Rural-Urban Differences in Three Domains of Access to Health Care Services
Rural disparities in health care availability and accessibility have been frequently identified and quantified, and rural disparities in health care coverage have been identified as a means of operationalizing the domain of affordability. However, additional domains of health care access have been studied to a lesser extent, including other means of assessing affordability (delays in care due to cost), accommodation, and acceptability have not been frequently evaluated in population-based studies. We hypothesize that rural populations, particularly Black rural populations, will have less access to health care services as operationalized by variables available in the Behavioral Risk Factor Surveillance System health care access optional module.
Our goal is to evaluate rural-urban, racial/ethnic, and regional differences in access to care using a population-based survey through the following aims:
- To examine the rural-urban differences in affordability of health care overall and stratified by race/ethnicity.
- To assess the rural-urban differences in accommodation in health care overall and stratified by race/ethnicity.
- To determine the rural-urban differences in acceptability of health care overall and stratified by race/ethnicity.

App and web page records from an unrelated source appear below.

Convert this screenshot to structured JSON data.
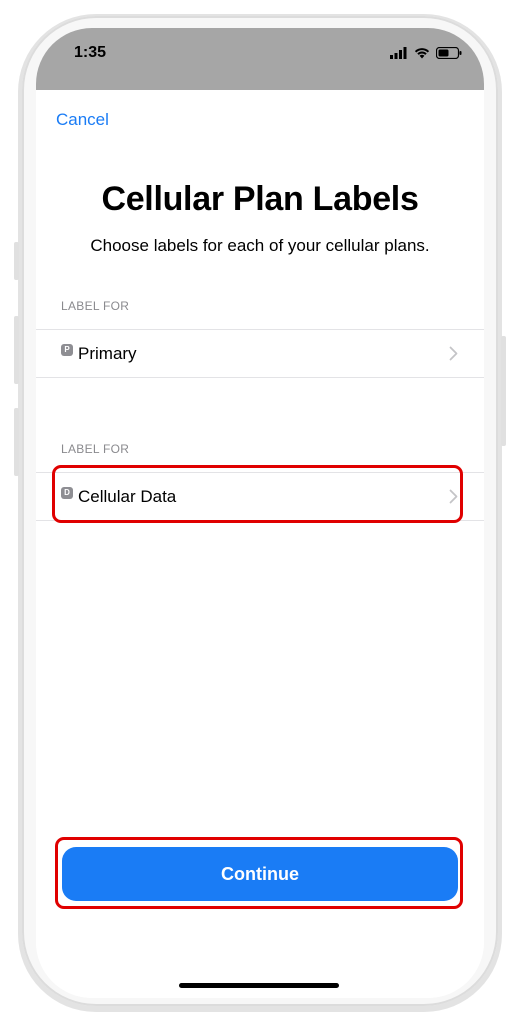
{
  "status_bar": {
    "time": "1:35",
    "icons": [
      "cellular-signal-icon",
      "wifi-icon",
      "battery-icon"
    ]
  },
  "nav": {
    "cancel_label": "Cancel"
  },
  "header": {
    "title": "Cellular Plan Labels",
    "subtitle": "Choose labels for each of your cellular plans."
  },
  "sections": [
    {
      "header": "LABEL FOR",
      "badge": "P",
      "label": "Primary"
    },
    {
      "header": "LABEL FOR",
      "badge": "D",
      "label": "Cellular Data"
    }
  ],
  "footer": {
    "continue_label": "Continue"
  },
  "colors": {
    "accent": "#1a7cf5",
    "highlight": "#e00000",
    "status_bar_bg": "#a6a6a6",
    "badge_bg": "#8e8e93"
  }
}
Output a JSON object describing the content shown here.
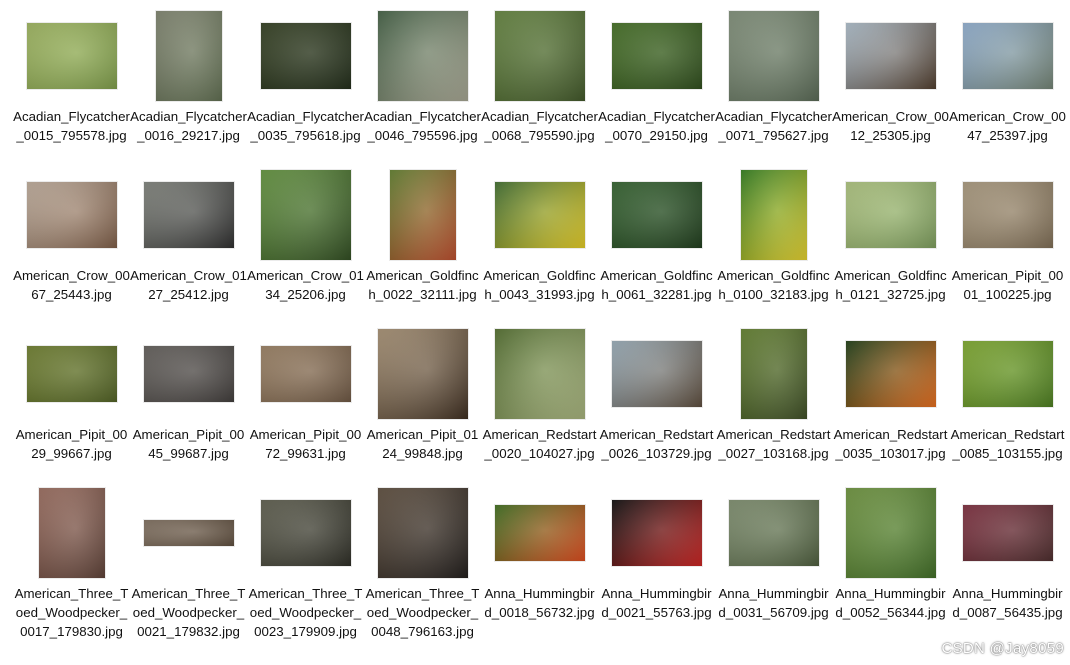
{
  "files": [
    {
      "name": "Acadian_Flycatcher_0015_795578.jpg",
      "shape": "l",
      "c1": "#a9c06a",
      "c2": "#7c9a48"
    },
    {
      "name": "Acadian_Flycatcher_0016_29217.jpg",
      "shape": "p",
      "c1": "#8a8f7a",
      "c2": "#5d6b4e"
    },
    {
      "name": "Acadian_Flycatcher_0035_795618.jpg",
      "shape": "l",
      "c1": "#3e4a2c",
      "c2": "#1f2a17"
    },
    {
      "name": "Acadian_Flycatcher_0046_795596.jpg",
      "shape": "s",
      "c1": "#4e6b4f",
      "c2": "#a3a28f"
    },
    {
      "name": "Acadian_Flycatcher_0068_795590.jpg",
      "shape": "s",
      "c1": "#6f8f4a",
      "c2": "#3e5426"
    },
    {
      "name": "Acadian_Flycatcher_0070_29150.jpg",
      "shape": "l",
      "c1": "#4f7a2f",
      "c2": "#2c4a1a"
    },
    {
      "name": "Acadian_Flycatcher_0071_795627.jpg",
      "shape": "s",
      "c1": "#8b9a84",
      "c2": "#566652"
    },
    {
      "name": "American_Crow_0012_25305.jpg",
      "shape": "l",
      "c1": "#b9c9d6",
      "c2": "#4d3a2a"
    },
    {
      "name": "American_Crow_0047_25397.jpg",
      "shape": "l",
      "c1": "#9dbbdc",
      "c2": "#6f7f70"
    },
    {
      "name": "American_Crow_0067_25443.jpg",
      "shape": "l",
      "c1": "#c9b7a6",
      "c2": "#7a5a44"
    },
    {
      "name": "American_Crow_0127_25412.jpg",
      "shape": "l",
      "c1": "#8c8f88",
      "c2": "#2b2b2b"
    },
    {
      "name": "American_Crow_0134_25206.jpg",
      "shape": "s",
      "c1": "#6fa04a",
      "c2": "#2e4a1f"
    },
    {
      "name": "American_Goldfinch_0022_32111.jpg",
      "shape": "p",
      "c1": "#6d8b3a",
      "c2": "#b84a2a"
    },
    {
      "name": "American_Goldfinch_0043_31993.jpg",
      "shape": "l",
      "c1": "#4c7a3c",
      "c2": "#e0c822"
    },
    {
      "name": "American_Goldfinch_0061_32281.jpg",
      "shape": "l",
      "c1": "#3f6e3a",
      "c2": "#1d3a1a"
    },
    {
      "name": "American_Goldfinch_0100_32183.jpg",
      "shape": "p",
      "c1": "#3e8a2a",
      "c2": "#e0cc2a"
    },
    {
      "name": "American_Goldfinch_0121_32725.jpg",
      "shape": "l",
      "c1": "#b9cf8a",
      "c2": "#7a9a5a"
    },
    {
      "name": "American_Pipit_0001_100225.jpg",
      "shape": "l",
      "c1": "#b5a58a",
      "c2": "#7b6a52"
    },
    {
      "name": "American_Pipit_0029_99667.jpg",
      "shape": "w",
      "c1": "#7a8a3a",
      "c2": "#4e5e22"
    },
    {
      "name": "American_Pipit_0045_99687.jpg",
      "shape": "w",
      "c1": "#6e6a66",
      "c2": "#3e3a38"
    },
    {
      "name": "American_Pipit_0072_99631.jpg",
      "shape": "w",
      "c1": "#a58b6e",
      "c2": "#6a5440"
    },
    {
      "name": "American_Pipit_0124_99848.jpg",
      "shape": "s",
      "c1": "#b39d80",
      "c2": "#3a2a1c"
    },
    {
      "name": "American_Redstart_0020_104027.jpg",
      "shape": "s",
      "c1": "#5e7a3a",
      "c2": "#a4b07a"
    },
    {
      "name": "American_Redstart_0026_103729.jpg",
      "shape": "l",
      "c1": "#a5b8c4",
      "c2": "#5a4a3a"
    },
    {
      "name": "American_Redstart_0027_103168.jpg",
      "shape": "p",
      "c1": "#6e8c3a",
      "c2": "#3a4a22"
    },
    {
      "name": "American_Redstart_0035_103017.jpg",
      "shape": "l",
      "c1": "#2a4a22",
      "c2": "#e26a1a"
    },
    {
      "name": "American_Redstart_0085_103155.jpg",
      "shape": "l",
      "c1": "#8ab43a",
      "c2": "#4a7a1e"
    },
    {
      "name": "American_Three_Toed_Woodpecker_0017_179830.jpg",
      "shape": "p",
      "c1": "#a6786a",
      "c2": "#5a3e34"
    },
    {
      "name": "American_Three_Toed_Woodpecker_0021_179832.jpg",
      "shape": "t",
      "c1": "#8a7a6a",
      "c2": "#5a4a3a"
    },
    {
      "name": "American_Three_Toed_Woodpecker_0023_179909.jpg",
      "shape": "l",
      "c1": "#6a6a5a",
      "c2": "#2a2a22"
    },
    {
      "name": "American_Three_Toed_Woodpecker_0048_796163.jpg",
      "shape": "s",
      "c1": "#6a5a4a",
      "c2": "#1e1a18"
    },
    {
      "name": "Anna_Hummingbird_0018_56732.jpg",
      "shape": "w",
      "c1": "#4a7a2a",
      "c2": "#d9481a"
    },
    {
      "name": "Anna_Hummingbird_0021_55763.jpg",
      "shape": "l",
      "c1": "#1a1a1a",
      "c2": "#c8201e"
    },
    {
      "name": "Anna_Hummingbird_0031_56709.jpg",
      "shape": "l",
      "c1": "#8a9a7a",
      "c2": "#4a5a3a"
    },
    {
      "name": "Anna_Hummingbird_0052_56344.jpg",
      "shape": "s",
      "c1": "#7aa04a",
      "c2": "#3e6a24"
    },
    {
      "name": "Anna_Hummingbird_0087_56435.jpg",
      "shape": "w",
      "c1": "#8a3a4a",
      "c2": "#4a2a2a"
    }
  ],
  "watermark": "CSDN @Jay8059"
}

Variations in Affordability of Health Care by Non-Metropolitan/Metropolitan and Race/Ethnicity Status across Eight Geographically Dispersed States
Rural and Minority Health Research Center
This research examined rural-urban (i.e., non-metropolitan/metropolitan) differences in affordability inclusive of insurance coverage and cost barriers. The research also examined forgoing medical care/medication and medical debt using Behavioral Risk Factor Surveillance System survey data from the healthcare access optional module.